A retrospective critical assessment of Shulamith Firestone’s The Dialectic of Sex (1970).

24

Intoxicated Feminisms and the Politics of the Visible: Khairani Barokka’s Indigenous Species

by

Book Review

A review of Khairani Barokka’s Indigenous Species (2016).

25

Reading and Resistance: Re-visiting The Witch’s Flight: The Cinematic, the Black Femme, and the Image of Common Sense in Politically Turbulent Times

by

Book Review

A critical look at Kara Keeling’s first monograph The Witch’s Flight: The Cinematic, the Black Femme, and the Image of Common Sense (2007).

26

Digital Violence: A Symposium

by

Report

A critical reflection on the ‘Digital Violence’ symposium at Anglia Ruskin University: engaging with contemporary digital politics and misogyny.

27

Newsletter

Feeling inspired by MAI? Dedicated to intersectional gender politics in visual culture? Want to keep your feminist imagination on fire? MAI newsletter will help refresh your zeal for feminism with first-hand news on our new content. 

Subscribe below to stay up-to-date.

* We'll never share your email address with any third parties.

WHO SUPPORTS US

The team of MAI supporters and contributors is always expanding. We’re honoured to have a specialist collective of editors, whose enthusiasm & talent gave birth to MAI.

However, to turn our MAI dream into reality, we also relied on assistance from high-quality experts in web design, development and photography. Here we’d like to acknowledge their hard work and commitment to the feminist cause. Our feminist ‘thank you’ goes to:

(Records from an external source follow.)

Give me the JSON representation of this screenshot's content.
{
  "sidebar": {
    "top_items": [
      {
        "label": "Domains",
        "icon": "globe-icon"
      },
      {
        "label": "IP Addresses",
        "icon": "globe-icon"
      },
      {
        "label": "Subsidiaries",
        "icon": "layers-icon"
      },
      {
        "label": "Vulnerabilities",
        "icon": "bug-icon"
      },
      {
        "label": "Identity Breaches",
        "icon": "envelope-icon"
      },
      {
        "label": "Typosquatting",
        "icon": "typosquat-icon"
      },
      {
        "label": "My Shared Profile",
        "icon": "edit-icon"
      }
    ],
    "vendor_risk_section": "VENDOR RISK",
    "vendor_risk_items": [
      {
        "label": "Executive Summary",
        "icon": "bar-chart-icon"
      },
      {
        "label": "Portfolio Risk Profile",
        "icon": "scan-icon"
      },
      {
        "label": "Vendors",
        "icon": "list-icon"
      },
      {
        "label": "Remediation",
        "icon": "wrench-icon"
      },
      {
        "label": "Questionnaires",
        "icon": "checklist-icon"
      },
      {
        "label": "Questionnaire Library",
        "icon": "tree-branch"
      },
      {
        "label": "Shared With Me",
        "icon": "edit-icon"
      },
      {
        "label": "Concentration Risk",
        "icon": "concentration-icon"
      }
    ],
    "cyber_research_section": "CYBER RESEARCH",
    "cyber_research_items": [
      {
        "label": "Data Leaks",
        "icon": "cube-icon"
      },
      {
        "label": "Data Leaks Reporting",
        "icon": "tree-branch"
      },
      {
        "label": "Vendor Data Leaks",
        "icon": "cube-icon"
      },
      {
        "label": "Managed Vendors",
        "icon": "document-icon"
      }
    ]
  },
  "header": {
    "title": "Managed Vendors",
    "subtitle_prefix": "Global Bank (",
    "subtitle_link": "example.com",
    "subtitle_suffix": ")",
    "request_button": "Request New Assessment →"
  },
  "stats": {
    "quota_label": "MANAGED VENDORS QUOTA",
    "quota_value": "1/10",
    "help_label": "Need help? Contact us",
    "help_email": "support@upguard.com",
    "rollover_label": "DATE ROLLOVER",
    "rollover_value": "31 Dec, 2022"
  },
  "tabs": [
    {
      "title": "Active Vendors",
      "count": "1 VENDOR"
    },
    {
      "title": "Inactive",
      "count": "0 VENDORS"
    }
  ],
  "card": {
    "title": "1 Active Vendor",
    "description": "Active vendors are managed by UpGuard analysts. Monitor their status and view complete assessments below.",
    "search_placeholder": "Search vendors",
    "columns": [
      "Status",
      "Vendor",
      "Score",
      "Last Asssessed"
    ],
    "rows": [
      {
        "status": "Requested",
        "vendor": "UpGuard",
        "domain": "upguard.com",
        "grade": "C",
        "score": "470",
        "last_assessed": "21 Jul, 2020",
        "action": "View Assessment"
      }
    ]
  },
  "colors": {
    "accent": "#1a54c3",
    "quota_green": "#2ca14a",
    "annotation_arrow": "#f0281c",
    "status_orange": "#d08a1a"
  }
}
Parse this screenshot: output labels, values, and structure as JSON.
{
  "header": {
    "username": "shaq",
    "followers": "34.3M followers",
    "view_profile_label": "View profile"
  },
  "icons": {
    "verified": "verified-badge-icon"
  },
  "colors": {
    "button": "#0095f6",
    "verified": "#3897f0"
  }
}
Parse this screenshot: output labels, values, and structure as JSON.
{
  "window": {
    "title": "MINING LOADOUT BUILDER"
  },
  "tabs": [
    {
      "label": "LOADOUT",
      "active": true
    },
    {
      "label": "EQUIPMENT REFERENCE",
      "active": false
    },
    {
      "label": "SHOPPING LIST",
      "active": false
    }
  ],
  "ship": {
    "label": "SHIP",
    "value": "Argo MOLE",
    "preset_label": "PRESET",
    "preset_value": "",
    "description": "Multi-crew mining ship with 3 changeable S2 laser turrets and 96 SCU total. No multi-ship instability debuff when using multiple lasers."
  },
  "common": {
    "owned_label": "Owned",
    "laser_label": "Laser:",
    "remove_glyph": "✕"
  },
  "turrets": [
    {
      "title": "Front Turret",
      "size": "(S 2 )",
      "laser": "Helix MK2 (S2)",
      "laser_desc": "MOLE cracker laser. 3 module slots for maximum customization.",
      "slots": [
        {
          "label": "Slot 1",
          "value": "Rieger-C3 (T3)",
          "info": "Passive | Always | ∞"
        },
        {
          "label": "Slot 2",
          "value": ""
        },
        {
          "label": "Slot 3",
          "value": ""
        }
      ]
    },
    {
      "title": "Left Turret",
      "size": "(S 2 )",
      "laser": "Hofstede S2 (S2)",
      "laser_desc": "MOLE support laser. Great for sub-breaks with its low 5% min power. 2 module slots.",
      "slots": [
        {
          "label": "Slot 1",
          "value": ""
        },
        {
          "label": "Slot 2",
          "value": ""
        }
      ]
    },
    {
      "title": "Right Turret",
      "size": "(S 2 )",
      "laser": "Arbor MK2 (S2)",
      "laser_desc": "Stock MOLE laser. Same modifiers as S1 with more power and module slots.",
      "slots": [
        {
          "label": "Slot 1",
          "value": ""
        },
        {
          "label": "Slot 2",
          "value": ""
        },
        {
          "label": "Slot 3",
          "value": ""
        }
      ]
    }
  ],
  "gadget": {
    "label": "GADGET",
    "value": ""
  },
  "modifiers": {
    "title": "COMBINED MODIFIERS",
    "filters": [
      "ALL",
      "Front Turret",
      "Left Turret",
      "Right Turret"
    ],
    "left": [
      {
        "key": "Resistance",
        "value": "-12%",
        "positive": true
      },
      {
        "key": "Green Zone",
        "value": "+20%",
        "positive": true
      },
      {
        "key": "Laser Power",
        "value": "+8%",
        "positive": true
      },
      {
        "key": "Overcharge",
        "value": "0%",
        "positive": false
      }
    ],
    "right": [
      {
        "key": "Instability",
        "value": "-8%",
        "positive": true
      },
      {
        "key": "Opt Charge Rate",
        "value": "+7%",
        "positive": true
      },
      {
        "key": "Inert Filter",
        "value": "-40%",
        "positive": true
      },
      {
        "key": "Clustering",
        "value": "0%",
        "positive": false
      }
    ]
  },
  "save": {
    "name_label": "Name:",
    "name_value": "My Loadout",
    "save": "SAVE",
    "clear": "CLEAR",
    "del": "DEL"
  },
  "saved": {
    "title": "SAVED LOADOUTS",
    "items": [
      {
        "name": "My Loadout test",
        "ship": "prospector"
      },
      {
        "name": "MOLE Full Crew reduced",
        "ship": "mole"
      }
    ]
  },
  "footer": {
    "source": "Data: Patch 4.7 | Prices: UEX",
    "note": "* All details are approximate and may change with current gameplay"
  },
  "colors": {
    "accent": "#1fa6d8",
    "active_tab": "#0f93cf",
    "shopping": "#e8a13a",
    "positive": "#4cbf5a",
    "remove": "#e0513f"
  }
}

Dots+Circles – a digital agency determined to make a difference, who’ve designed and built our MAI website. Their continuous support became a digital catalyst to our idealistic project.
Guy Martin – an award-winning and widely published British photographer who’s kindly agreed to share his images with our readers

Chandler Jernigan – a talented young American photographer whose portraits hugely enriched the visuals of MAI website
Matt Gillespie – a gifted professional British photographer who with no hesitation gave us permission to use some of his work
Julia Carbonell – an emerging Spanish photographer whose sharp outlook at contemporary women grasped our feminist attention
Ana Pedreira – a self-taught Portuguese photographer whose imagery from women protests beams with feminist aura
And other photographers whose images have been reproduced here: Cezanne Ali, Les Anderson, Mike Wilson, Annie Spratt, Cristian Newman, Peter Hershey